Melitherapy: When the surface has deep implications

Many drugs that are available in the market have something in common, regarding how they make effect: they directly target one or more proteins. And this is not a coincidence. Proteins perform a vast range of functions within the cells of all living organisms that are key for them to work properly. These molecules are in charge of such vital tasks as forming structural tissue like collagen, facilitating biochemical reactions by acting as enzymes or receiving and sending signals that modulate gene expression in the cell. Because they have this central role, if proteins fail to do their job, they cause diseases. And that’s why the drug design process often involves inhibiting or modulating the activity of certain proteins, by binding them or by modifying their activity.

However, acting directly on proteins is not the only way to address the challenge of treating a disease. We want to introduce you to an innovative approach that targets a different cellular component: the lipids that form the cellular membrane. This approach is called Membrane Lipid Therapy, or melitherapy.

The human body contains billons of cells, and each one is surrounded by lipid membranes. These structures form a barrier that separates and defines cells and their internal organelles. Years ago, cell membranes were considered to be a mere physical feature that isolates the intracellular space from the outside. However, further research has shown that these features are involved in a lot of cellular functions. In fact, most of the cellular activity occurs within or around membranes: they are involved in vital processes such as controlling the traffic of molecules in and out of the cell, triggering cellular proliferation, changing the chemical signals that the cell emits to its environment or even modulating the process of cellular death.

Many of these functions are exerted through proteins that are embedded in the cell membrane and that establish chemical bonds with the lipids. In this location, proteins are integrated in a great range of signalling pathways that can go as deep as modulating cellular behaviour through changing the expression of certain genes.

That is why lipid composition of membranes can have an impact on these activities. While the basic structure of cellular membranes is a bilayer made of lipids, these can differ, and their relative abundance in the membrane can be different not only between cells, but between regions within the same membrane. These lipid variations can dramatically alter the physical properties of the cellular membrane and thus, the activity of the proteins within it.

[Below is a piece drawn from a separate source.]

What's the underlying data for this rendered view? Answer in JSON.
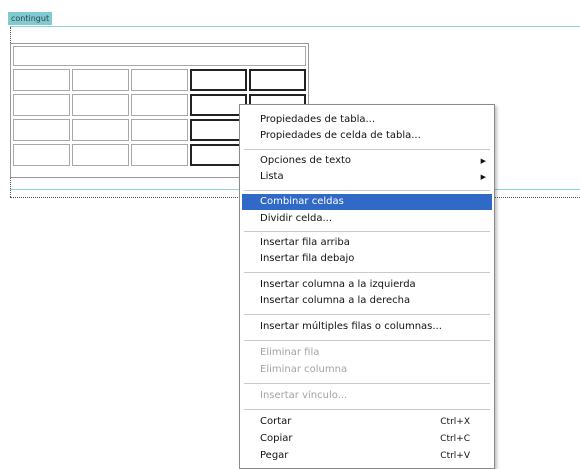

A key membrane feature linked to lipid composition is fluidity, which refers to the mobility of the membrane components. This property depends directly on the ratio between two kinds of lipids, saturated and unsaturated, and determines how the lipids are packed: the tighter, the more proteins can be anchored to the membrane. For example, some membranes have compact regions known as lipid rafts that hold many signalling proteins and act as organising centres for signalling pathways. Reducing the membrane fluidity can dislodge proteins from the structure.

This is how Membrane Lipid Therapy can make the difference. In this approach, the therapeutic molecules are synthetic fatty acids that are designed to produce a change in the membrane lipid composition in order to modulate cellular processes. Membrane Lipid Therapy targets proteins in an indirect way: instead of binding to them directly, it disrupts their anchoring to the membrane.

This makes Membrane Lipid Therapy extraordinarily versatile. The onset of many different diseases is related to the malfunction of molecular pathways that work through membrane proteins. Some of them are serious conditions that are currently incurable, such as cancers, inflammatory or metabolic diseases or central nervous system illnesses like Alzheimer disease. But this approach is not limited to processes that involve proteins: any cellular activity linked to the composition of the lipid membrane can become a target of Membrane Lipid Therapy.

This innovative approach implies a “Copernican turn” that aims to mark the difference in how therapies are designed. Membrane Lipid Therapy has the potential to become a game-changing approach to provide an enormous improvement in the quality of life of many patients worldwide.